Happy Earth Day from the New Global Citizen Team


For the past 44 years, the world has celebrated the Earth. Today, there are more than a billion people across taking some sort of positive and “green” stride for our planet.

But did you know it all started with 20 million people across the U.S. in the ’70s who began to rally, advocate and community educate for the protection of the environment? (Read more here on Nat Geo about Earth Day got started and its impact!)

This year’s theme for Earth Day revolves around the idea of building green cities. What does this mean? It means that this year more than half the world lives in an cities, and with an ever-growing of “urban population” – people living in cities – our impact on the land, the ozone layer, the air we breathe, the rain and sunlight that hydrates our vegetation becomes critical, as it has become over the last decade. (You can read more here about this year’s theme on Earth Day Org!).

As a New Global Citizen, there are many things you can to today to alleviate your and your peers’ impact on our planet. From educating to advocating, whether at the local or global scale.

At the local level, you may raise awareness about littering on campus. Bring it up to the administrators and discuss the importance of a clean area, or encourage your friends to do better. Or, perhaps your city doesn’t have a recycling system…or perhaps your household doesn’t have a recycling system.

On the global level, you may raise awareness about NGC’s partners from A Ban Against Neglect (ABAN) in Accra, Ghana, where majority of our electronic waste ends up littering the streets. Women in Accra with ABAN are reversing the effect of poverty and waste in their lives by taking the trash and in turn turning it into marketable goods! That’s a plus for the Earth, the economy and women empowerment! Learn more here!

Or, on a more local level for those in Arizona or specifically in the Tuscon-area, you can partner up with Douglaprieta where community members are taught how to cultivate their vegetation and garden in order to alleviate the families’ dependency on government-assistance!
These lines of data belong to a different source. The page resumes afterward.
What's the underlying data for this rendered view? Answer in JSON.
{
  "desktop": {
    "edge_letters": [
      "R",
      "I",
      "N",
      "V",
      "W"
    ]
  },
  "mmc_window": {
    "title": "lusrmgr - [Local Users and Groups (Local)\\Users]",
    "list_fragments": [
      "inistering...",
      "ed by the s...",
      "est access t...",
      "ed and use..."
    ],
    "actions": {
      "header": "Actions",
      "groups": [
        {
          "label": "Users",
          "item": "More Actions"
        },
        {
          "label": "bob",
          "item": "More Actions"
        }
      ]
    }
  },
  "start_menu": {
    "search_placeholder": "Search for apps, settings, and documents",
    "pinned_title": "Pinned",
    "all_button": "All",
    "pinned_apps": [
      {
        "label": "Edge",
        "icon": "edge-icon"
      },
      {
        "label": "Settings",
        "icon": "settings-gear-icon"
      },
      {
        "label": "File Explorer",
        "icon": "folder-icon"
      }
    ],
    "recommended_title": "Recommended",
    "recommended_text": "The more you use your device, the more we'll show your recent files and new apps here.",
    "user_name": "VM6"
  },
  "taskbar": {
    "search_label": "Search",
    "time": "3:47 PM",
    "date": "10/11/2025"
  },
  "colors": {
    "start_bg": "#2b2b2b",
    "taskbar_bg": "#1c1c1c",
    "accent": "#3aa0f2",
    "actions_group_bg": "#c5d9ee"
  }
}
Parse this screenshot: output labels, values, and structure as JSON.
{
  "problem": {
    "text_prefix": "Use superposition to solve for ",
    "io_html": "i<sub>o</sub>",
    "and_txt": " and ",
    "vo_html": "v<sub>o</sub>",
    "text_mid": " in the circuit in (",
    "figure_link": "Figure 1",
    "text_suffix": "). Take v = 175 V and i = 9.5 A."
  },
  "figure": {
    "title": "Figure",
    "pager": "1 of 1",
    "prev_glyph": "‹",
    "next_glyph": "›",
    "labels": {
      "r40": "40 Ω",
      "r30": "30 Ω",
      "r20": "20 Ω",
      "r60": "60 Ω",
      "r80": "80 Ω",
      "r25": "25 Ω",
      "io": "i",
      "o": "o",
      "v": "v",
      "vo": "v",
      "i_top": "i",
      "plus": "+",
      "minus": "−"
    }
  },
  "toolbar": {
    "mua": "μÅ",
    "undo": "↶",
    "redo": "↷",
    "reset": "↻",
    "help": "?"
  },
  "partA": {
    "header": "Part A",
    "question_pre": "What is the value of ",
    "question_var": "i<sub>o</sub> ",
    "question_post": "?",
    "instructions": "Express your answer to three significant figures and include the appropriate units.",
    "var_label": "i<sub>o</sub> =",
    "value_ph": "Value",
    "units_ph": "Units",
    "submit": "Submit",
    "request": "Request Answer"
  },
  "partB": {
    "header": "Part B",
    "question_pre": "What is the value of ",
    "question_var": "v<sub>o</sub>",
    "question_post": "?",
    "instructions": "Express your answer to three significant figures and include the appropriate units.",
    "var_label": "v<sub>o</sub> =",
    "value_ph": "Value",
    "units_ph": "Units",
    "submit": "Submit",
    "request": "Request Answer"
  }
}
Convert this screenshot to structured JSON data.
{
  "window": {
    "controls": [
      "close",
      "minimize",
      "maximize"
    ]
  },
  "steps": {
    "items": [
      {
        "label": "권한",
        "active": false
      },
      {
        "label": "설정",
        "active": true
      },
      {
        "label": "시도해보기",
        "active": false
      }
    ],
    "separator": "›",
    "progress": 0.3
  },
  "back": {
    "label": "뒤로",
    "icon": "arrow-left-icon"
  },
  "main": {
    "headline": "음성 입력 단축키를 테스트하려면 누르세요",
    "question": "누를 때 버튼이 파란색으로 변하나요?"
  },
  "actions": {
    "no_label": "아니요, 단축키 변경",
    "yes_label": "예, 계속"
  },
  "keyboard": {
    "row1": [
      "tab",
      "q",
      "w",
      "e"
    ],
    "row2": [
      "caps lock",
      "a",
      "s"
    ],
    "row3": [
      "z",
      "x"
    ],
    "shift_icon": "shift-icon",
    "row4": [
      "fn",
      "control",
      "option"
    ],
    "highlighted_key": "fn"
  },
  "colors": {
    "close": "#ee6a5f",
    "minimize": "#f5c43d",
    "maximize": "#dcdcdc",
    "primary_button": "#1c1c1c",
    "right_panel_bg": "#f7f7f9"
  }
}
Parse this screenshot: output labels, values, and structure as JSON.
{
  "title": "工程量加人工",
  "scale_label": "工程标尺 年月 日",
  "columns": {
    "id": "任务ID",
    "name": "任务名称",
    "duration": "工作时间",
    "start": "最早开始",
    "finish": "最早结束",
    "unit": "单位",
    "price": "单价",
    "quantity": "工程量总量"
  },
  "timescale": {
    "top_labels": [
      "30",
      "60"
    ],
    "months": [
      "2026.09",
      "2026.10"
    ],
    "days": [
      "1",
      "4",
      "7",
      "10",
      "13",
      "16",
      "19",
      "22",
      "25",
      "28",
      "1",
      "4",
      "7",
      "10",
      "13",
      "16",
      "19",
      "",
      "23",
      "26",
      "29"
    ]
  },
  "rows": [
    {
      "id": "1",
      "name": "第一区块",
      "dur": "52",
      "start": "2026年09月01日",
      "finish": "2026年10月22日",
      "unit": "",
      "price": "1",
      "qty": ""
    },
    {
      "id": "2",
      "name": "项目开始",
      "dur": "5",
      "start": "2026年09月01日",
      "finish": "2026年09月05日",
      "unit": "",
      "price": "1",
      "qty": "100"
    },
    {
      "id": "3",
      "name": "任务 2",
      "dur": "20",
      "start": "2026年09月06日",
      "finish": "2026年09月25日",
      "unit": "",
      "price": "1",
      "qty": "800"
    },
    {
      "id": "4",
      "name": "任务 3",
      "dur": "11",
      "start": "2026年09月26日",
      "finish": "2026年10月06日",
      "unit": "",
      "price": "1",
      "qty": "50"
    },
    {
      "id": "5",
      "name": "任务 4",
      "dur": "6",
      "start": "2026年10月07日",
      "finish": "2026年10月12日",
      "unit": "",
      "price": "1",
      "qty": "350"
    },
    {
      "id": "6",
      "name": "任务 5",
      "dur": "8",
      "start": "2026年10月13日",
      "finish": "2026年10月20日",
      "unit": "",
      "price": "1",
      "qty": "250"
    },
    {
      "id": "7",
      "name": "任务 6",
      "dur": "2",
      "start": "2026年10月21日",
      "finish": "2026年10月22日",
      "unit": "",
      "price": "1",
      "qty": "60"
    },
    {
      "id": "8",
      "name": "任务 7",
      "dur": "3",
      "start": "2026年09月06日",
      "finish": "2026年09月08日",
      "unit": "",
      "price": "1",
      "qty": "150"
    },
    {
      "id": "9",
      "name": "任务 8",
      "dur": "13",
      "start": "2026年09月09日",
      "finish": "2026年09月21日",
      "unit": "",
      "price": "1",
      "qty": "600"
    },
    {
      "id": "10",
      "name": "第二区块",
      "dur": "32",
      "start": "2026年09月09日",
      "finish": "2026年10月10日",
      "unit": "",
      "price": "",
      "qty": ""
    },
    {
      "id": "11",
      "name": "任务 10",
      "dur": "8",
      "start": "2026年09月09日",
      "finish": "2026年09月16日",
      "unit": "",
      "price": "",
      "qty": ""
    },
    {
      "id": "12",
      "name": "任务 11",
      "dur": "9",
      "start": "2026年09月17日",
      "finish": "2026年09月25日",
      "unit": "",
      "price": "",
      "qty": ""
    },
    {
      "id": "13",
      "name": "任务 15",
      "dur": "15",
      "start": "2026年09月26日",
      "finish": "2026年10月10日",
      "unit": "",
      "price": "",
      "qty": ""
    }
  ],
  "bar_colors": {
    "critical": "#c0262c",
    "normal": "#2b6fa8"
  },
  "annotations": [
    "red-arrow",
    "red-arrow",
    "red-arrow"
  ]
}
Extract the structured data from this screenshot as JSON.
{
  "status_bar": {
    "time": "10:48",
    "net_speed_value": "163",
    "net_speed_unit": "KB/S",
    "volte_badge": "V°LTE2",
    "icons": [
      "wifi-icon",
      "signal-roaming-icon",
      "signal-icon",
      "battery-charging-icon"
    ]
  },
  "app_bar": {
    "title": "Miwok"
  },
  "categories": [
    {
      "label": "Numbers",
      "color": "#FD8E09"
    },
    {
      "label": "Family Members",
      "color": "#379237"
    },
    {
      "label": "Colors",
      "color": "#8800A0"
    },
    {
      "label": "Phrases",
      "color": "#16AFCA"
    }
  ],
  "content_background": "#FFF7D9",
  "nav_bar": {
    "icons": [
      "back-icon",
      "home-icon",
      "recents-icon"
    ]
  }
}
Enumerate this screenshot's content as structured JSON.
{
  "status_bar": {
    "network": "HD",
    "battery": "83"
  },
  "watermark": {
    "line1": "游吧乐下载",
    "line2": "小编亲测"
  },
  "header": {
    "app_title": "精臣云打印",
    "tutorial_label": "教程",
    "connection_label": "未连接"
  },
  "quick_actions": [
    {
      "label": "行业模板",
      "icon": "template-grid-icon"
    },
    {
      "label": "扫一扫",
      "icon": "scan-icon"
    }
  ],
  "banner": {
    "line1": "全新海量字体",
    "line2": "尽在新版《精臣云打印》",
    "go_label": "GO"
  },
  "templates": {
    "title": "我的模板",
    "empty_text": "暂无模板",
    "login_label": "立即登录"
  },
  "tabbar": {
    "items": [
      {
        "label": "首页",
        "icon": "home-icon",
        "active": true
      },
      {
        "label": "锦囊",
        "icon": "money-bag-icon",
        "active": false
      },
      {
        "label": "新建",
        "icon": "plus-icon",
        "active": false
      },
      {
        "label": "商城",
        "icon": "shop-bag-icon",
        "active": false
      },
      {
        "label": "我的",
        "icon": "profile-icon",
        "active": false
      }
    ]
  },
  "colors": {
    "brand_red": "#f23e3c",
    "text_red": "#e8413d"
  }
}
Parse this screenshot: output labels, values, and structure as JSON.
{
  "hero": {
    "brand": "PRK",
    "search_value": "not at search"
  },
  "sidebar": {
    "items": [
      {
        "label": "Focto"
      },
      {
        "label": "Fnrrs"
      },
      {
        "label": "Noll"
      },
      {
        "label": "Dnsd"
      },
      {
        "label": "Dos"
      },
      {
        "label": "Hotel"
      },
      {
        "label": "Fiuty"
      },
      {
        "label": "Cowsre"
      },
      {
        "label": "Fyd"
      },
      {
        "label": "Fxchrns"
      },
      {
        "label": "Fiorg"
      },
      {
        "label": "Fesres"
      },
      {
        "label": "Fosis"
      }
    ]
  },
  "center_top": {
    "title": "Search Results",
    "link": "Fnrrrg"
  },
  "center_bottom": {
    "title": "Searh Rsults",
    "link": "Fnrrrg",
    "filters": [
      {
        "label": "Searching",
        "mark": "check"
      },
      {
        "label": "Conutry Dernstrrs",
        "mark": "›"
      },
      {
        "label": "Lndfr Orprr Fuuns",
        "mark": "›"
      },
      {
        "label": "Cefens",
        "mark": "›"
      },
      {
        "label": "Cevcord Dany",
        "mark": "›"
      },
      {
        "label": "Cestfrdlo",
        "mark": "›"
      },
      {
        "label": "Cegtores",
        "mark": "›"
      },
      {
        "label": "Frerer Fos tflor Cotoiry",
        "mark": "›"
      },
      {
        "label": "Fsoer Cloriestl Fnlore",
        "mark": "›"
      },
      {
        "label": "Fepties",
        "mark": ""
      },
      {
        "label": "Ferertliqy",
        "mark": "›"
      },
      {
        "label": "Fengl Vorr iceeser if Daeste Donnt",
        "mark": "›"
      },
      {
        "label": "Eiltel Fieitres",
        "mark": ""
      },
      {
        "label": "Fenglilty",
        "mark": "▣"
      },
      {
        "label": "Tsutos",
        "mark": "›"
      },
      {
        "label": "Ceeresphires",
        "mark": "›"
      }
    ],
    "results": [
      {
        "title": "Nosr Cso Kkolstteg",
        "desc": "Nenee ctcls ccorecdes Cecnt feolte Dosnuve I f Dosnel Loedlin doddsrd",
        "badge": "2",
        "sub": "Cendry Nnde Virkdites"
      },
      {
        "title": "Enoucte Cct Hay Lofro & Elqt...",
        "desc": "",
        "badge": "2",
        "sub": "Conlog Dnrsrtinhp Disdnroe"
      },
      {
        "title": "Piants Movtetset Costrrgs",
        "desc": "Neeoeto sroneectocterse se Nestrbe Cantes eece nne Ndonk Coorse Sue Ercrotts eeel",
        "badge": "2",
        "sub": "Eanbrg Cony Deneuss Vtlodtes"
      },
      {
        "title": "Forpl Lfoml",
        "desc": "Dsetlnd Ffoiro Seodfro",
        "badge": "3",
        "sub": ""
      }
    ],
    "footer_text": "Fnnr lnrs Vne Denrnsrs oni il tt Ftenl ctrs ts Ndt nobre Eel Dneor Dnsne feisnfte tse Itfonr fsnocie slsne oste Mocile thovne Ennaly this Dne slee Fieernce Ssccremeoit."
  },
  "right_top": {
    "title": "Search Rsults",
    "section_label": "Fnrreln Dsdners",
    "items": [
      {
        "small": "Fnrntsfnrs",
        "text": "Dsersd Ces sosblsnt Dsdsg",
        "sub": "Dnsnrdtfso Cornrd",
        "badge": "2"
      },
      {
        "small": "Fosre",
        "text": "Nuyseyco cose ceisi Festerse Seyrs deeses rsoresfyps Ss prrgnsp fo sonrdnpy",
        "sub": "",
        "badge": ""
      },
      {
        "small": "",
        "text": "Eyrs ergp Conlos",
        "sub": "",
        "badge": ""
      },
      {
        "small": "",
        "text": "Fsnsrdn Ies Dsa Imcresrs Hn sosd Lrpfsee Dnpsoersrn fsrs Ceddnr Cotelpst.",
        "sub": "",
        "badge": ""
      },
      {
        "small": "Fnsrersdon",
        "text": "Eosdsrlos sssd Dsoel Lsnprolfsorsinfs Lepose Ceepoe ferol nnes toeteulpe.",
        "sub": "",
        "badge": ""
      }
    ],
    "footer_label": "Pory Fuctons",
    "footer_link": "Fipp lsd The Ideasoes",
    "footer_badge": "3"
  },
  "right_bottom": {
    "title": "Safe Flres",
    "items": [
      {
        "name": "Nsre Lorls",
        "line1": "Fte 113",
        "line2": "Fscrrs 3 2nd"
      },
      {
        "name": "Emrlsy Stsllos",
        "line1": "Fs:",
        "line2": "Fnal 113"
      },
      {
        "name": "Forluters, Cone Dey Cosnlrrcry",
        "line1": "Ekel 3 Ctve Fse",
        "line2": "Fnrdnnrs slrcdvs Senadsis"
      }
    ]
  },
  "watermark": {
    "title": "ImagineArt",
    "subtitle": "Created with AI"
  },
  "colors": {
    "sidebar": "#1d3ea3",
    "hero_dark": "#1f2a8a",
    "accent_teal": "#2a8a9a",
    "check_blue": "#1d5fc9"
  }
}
Learn more here. 

Click here to learn more about sustainability-based global projects you may take a part in!